Peter Corbin and Douglas Sedge, eds. Thomas of Woodstock or Richard the Second, Part One. Manchester and New York: Manchester UP, 2002. 215pp. ISBN 0 7190 1563.
Michael Egan

Egan, Michael. "Review of Peter Corbin and Douglas Sedge, eds. Thomas of Woodstock or Richard the Second, Part One." Early Modern Literary Studies 9.2 (September, 2003): 9.1-7 <URL:

  1. Thomas of Woodstock or Richard the Second, Part One is an anonymous and untitled Elizabethan manuscript play of some 2989 lines, missing a front cover, list of dramatis personae and an unknown number of final pages. This new edition reconsiders many of the textual and critical issues that have accumulated in the nearly 60 years since A.P. Rossiter's Woodstock, a Moral History (1946), still the standard version.
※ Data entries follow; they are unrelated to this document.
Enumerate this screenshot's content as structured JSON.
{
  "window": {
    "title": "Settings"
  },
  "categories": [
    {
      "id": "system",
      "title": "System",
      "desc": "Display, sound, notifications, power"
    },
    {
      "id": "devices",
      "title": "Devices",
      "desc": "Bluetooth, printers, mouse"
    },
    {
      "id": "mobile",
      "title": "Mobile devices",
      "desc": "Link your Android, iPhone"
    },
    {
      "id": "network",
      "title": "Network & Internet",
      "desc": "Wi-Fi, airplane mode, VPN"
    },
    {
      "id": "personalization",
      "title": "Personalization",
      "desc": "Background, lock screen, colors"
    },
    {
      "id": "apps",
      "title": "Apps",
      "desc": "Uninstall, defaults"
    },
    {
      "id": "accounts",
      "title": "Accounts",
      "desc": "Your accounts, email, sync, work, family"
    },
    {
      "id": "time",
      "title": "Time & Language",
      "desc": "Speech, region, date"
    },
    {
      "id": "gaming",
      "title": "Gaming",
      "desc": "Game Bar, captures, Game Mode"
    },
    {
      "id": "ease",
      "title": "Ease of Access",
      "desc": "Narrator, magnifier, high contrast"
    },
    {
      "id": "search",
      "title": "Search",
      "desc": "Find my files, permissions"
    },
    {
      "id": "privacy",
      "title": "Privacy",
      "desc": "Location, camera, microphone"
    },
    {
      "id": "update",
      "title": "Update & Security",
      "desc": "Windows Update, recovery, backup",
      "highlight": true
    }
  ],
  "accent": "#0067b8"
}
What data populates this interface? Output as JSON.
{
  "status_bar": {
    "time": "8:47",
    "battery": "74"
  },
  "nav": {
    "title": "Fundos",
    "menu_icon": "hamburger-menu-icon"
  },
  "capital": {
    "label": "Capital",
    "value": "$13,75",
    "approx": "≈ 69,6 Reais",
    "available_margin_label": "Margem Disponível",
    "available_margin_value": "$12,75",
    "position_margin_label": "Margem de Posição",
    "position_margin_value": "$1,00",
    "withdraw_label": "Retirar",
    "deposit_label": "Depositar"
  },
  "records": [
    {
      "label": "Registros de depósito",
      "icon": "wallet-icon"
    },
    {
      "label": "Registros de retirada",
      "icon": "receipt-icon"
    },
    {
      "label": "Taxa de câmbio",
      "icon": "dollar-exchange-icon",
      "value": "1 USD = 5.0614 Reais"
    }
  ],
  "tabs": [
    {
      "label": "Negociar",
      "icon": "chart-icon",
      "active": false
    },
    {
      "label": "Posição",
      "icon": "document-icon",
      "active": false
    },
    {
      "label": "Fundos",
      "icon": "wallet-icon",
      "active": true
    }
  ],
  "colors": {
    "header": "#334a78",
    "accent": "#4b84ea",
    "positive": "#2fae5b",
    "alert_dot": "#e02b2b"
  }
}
  2. It is impossible to come away from the text without an overwhelming sense of Shakespeare's presence--one way or another. Either he wrote it or knew it extraordinarily well, stealing scenes, characters and lines with ruthless abandon. Richard II and 2 Henry VI offer particularly close analogies, though in fact there is not a single work in the canon (including the long poems and sonnets) which does not contain striking parallels and/or echoes.

  3. Possibly for these reasons the editors all but identify Shakespeare as the author, noting that "intriguingly" he "is perhaps the one known dramatist in the 1590s whose dramatic style most closely resembles that of Thomas of Woodstock." And while they quickly add that "any attempt at identification must remain conjectural" (4), firmly ascribing the play on its title page to "Anon.", they do adumbrate a series of stylistic criteria matching it to its most likely originator. These include the juxtaposing of court and rural life; the sophistication of its treatment of history; 'England' as a major character; assurance in dramatic technique; per­sua­sive female figures; what they call "Nimble's malapropisms, anticipating Costard, Dogberry and Mrs. Quickly," (a misprision of their own: Nimble never misspeaks, though Bailiff Ignorance typically does, and is often compared to Dog­berry, etc.); the writer's skill in manipulating his audience; and the way that Wood­stock's character anticipates Richard II' s John of Gaunt. (4)

  4. They also take the level of critical analysis up a notch, showing that the play is much more than the crude "moral history" of Rossiter's over-simplified reading. Woodstock in their view is not just a symbolic figure of ethical and political rectitude but a persuasive and contradictory character, a real man "continually at war with himself" (35). Even the piously virtuous Queen Anne conveys "a sense of insecurity and even embarrassment" at her first meeting with the peers, while the King too is not merely a political villain destined for the inevitable chop of history. His grief at the death of first his wife and then of his lover Green, and his repentance for Woodstock's treatment, "draw the audience's sympathy towards his per­sonal suffering if not his political acumen" (35).

  5. Corbin and Sedge are also impressed by the drama's "skill in narrative construction," which they contrast with the "repetitive" and "broken-backed" architecture of Marlowe's Edward II (9). They note the subtle comprehensiveness of its cloth­ing imagery, both linguistic and visual, which is used to emphasize the contrast between "misrule, ungoverned appetite and intemperate will," and "established order, compassion and communal responsibility" (26-7). The playwright's ability to orchestrate dramatic tonal registers (from gravity to comedy and thence to suspense and turmoil) is equalled only by the "inventive flexibility" of his deft rhetorical capacities (30-2.)

  6. Textually, the editors approach their task with resolution, altering the manuscript as judgment and experience dictate. Despite some inaccuracies and a few crude footnote plagiarisms from Rossiter and his predecessor W.P. Frijlinck, they make at least two vital emendations that deserve to be permanently included in all future editions--redraftings of III.i.58-65 and III.ii.60-6. Almost equally valuable is their conscious retention of the subjunctive in Richard's exit line at the climax of IV.iii, "My wounds are inward. Inward burn my woe!," which Rossiter insensitively emended to the indicative, "Inward burns my woe!"

  7. Thomas of Woodstock: or King Richard the Second, Part One is a handy new edition that fails to replace Rossiter because it has less to say, both critically and in terms of scholarship. It flirts with the authorship question, coming close but not quite crossing the line between convention and discovery (or recovery). Some of its textual emendations are of permanent value, as are several footnotes, but in the end it marks time only, moving the discussion of key issues neither back nor forward.

Responses to this piece intended for the Readers' Forum may be sent to the Editor at L.M.Hopkins@shu.ac.uk.

© 2003-, Lisa Hopkins (Editor, EMLS).